Brief:
Reproduce the following entries verbatim, each one complete.

Recorded data:
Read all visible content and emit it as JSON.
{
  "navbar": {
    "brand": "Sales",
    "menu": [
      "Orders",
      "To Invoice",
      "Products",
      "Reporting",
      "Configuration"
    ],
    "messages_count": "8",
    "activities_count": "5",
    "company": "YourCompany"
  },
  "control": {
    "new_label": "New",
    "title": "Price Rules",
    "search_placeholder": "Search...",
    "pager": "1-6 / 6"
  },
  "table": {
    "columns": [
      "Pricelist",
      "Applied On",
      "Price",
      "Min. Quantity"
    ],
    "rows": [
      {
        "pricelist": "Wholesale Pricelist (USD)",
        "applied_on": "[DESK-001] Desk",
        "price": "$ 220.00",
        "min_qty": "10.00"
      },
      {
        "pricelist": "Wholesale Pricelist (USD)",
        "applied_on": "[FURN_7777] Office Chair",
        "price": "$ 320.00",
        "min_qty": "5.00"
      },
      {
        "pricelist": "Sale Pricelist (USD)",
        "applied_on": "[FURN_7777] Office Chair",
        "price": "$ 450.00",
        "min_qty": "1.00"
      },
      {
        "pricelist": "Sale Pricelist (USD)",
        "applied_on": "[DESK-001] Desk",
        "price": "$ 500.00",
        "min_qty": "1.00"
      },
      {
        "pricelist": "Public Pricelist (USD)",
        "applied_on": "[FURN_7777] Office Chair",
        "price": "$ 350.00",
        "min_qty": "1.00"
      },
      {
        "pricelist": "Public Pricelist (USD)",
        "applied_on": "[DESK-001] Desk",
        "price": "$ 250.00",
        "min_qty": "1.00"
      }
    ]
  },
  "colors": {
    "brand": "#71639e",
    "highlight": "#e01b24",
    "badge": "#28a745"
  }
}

Task response:
Read all visible content and emit it as JSON.
{
  "navbar": {
    "brand": "Sales",
    "menu": [
      "Orders",
      "To Invoice",
      "Products",
      "Reporting",
      "Configuration"
    ],
    "messages_count": "8",
    "activities_count": "5",
    "company": "YourCompany"
  },
  "control": {
    "new_label": "New",
    "title": "Price Rules",
    "search_placeholder": "Search...",
    "pager": "1-6 / 6"
  },
  "table": {
    "columns": [
      "Pricelist",
      "Applied On",
      "Price",
      "Min. Quantity"
    ],
    "rows": [
      {
        "pricelist": "Wholesale Pricelist (USD)",
        "applied_on": "[DESK-001] Desk",
        "price": "$ 220.00",
        "min_qty": "10.00"
      },
      {
        "pricelist": "Wholesale Pricelist (USD)",
        "applied_on": "[FURN_7777] Office Chair",
        "price": "$ 320.00",
        "min_qty": "5.00"
      },
      {
        "pricelist": "Sale Pricelist (USD)",
        "applied_on": "[FURN_7777] Office Chair",
        "price": "$ 450.00",
        "min_qty": "1.00"
      },
      {
        "pricelist": "Sale Pricelist (USD)",
        "applied_on": "[DESK-001] Desk",
        "price": "$ 500.00",
        "min_qty": "1.00"
      },
      {
        "pricelist": "Public Pricelist (USD)",
        "applied_on": "[FURN_7777] Office Chair",
        "price": "$ 350.00",
        "min_qty": "1.00"
      },
      {
        "pricelist": "Public Pricelist (USD)",
        "applied_on": "[DESK-001] Desk",
        "price": "$ 250.00",
        "min_qty": "1.00"
      }
    ]
  },
  "colors": {
    "brand": "#71639e",
    "highlight": "#e01b24",
    "badge": "#28a745"
  }
}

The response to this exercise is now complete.